Here are some records; copy every line that holds the word "JSON".

Start of Records supplied

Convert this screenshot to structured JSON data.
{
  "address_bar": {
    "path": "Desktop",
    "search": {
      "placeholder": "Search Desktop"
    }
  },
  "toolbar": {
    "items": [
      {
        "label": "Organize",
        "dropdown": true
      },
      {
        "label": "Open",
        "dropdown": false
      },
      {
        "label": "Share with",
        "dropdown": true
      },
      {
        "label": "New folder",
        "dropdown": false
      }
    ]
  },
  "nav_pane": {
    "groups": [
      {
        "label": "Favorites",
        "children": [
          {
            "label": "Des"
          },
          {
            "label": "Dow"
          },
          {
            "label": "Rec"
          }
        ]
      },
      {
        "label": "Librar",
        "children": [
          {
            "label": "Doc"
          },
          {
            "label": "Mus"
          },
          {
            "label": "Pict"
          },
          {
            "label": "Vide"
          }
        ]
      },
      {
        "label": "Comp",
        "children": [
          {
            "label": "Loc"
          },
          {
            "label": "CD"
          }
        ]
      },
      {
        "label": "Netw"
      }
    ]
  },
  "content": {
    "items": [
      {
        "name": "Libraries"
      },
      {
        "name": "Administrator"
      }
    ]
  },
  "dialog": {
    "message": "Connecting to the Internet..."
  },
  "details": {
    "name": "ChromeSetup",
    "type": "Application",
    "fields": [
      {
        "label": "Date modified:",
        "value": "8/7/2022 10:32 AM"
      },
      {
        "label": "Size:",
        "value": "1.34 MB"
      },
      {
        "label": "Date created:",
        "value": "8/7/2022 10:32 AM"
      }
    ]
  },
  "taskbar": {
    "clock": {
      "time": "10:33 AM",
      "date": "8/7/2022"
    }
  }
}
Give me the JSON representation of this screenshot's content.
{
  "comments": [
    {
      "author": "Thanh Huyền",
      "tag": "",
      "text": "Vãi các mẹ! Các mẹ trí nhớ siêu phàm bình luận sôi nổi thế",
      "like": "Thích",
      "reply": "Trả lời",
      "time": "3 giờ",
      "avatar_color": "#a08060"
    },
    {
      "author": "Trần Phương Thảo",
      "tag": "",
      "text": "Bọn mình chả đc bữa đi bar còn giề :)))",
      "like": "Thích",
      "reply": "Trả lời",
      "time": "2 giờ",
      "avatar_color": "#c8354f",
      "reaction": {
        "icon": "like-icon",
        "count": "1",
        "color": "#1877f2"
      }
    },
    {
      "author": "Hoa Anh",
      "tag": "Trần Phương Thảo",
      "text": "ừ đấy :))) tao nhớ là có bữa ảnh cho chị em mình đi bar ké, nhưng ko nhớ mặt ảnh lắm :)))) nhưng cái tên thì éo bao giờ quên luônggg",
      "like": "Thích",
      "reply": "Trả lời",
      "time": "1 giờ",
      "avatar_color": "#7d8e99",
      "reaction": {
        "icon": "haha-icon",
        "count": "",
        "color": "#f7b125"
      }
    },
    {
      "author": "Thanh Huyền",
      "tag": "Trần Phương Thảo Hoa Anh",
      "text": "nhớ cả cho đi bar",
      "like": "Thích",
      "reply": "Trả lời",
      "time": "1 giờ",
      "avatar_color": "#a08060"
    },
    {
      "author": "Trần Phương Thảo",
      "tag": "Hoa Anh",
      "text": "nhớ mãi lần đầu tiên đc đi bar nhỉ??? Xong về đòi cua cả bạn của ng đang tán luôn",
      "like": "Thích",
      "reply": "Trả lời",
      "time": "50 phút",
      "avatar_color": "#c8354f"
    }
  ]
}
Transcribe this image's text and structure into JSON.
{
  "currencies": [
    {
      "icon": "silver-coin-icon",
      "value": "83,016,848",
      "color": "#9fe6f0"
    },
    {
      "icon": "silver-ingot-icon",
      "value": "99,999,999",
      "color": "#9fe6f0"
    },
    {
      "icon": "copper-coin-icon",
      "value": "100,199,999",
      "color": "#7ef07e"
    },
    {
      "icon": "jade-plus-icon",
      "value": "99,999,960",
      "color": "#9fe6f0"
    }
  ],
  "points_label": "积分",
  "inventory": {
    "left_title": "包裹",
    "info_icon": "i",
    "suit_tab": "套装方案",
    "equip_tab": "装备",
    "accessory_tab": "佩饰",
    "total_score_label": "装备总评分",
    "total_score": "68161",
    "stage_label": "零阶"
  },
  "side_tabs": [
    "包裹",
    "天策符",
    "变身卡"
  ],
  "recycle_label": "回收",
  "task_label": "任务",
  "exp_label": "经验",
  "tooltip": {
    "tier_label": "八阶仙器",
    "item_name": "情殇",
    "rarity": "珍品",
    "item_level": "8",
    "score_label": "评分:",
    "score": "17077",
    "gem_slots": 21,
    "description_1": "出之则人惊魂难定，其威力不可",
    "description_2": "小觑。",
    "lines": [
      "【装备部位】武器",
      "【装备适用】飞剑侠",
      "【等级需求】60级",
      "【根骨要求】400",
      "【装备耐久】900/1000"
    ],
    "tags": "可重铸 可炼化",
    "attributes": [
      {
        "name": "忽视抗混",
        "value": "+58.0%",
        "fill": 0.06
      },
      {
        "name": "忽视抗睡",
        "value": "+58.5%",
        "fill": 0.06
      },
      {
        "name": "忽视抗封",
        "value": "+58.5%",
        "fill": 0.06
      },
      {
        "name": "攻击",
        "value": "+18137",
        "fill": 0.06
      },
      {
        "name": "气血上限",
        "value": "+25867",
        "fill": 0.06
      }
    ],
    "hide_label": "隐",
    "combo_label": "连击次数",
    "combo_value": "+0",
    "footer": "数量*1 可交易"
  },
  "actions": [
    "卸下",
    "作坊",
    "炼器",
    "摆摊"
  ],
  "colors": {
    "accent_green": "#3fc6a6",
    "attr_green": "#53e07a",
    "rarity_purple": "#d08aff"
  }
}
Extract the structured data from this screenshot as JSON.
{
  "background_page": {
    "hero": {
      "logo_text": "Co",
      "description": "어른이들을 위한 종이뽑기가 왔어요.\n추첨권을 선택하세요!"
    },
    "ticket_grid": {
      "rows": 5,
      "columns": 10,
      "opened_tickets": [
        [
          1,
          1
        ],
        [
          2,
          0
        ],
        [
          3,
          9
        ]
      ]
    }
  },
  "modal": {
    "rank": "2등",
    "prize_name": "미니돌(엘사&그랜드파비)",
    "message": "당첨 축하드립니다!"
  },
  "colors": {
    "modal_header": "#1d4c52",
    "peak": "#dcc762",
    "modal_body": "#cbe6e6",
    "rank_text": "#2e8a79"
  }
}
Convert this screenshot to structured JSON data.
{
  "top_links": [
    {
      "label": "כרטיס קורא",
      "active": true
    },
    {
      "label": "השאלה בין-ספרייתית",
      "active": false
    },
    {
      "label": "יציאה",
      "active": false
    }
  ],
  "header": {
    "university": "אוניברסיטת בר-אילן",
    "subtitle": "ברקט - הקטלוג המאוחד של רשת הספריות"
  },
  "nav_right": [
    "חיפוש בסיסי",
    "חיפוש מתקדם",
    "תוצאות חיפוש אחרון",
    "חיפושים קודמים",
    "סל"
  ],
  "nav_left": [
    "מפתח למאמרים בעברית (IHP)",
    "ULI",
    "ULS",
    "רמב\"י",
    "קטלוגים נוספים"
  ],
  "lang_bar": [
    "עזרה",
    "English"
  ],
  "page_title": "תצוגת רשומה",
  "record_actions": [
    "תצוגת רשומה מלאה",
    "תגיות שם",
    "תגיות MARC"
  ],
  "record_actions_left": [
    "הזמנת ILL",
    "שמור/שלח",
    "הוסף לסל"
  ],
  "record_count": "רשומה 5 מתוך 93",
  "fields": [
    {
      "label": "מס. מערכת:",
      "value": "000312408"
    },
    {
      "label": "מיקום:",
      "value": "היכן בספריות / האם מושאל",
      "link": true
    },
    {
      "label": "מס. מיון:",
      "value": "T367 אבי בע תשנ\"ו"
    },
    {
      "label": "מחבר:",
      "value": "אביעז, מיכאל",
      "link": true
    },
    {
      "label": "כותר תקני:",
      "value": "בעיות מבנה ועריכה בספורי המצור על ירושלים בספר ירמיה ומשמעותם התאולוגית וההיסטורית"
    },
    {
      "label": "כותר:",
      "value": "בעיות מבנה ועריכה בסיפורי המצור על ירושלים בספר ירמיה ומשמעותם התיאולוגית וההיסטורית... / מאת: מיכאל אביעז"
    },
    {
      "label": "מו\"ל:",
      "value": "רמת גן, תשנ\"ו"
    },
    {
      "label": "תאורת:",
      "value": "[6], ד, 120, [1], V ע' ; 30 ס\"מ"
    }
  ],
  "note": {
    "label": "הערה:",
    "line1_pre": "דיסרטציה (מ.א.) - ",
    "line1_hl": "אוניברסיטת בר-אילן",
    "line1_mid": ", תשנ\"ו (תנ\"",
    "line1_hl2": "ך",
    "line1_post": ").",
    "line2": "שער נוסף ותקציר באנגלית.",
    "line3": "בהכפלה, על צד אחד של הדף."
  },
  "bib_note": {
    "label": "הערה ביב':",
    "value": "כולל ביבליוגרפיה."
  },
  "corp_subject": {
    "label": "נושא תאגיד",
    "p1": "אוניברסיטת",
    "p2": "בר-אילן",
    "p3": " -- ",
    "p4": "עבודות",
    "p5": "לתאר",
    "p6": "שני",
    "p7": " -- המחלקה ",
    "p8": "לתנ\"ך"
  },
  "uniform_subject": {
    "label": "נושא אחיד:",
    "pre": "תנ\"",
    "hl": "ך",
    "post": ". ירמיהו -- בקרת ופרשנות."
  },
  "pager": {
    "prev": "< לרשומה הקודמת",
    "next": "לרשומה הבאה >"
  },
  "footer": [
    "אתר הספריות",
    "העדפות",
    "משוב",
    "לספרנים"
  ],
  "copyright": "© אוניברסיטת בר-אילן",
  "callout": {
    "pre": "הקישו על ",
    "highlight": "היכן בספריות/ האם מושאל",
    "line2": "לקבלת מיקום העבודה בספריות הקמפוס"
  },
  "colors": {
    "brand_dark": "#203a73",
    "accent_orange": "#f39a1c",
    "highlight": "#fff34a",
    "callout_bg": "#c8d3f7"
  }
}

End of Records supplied

Answer area =>
Convert this screenshot to structured JSON data.
Give me the JSON representation of this screenshot's content.
Transcribe this image's text and structure into JSON.
Extract the structured data from this screenshot as JSON.
Convert this screenshot to structured JSON data.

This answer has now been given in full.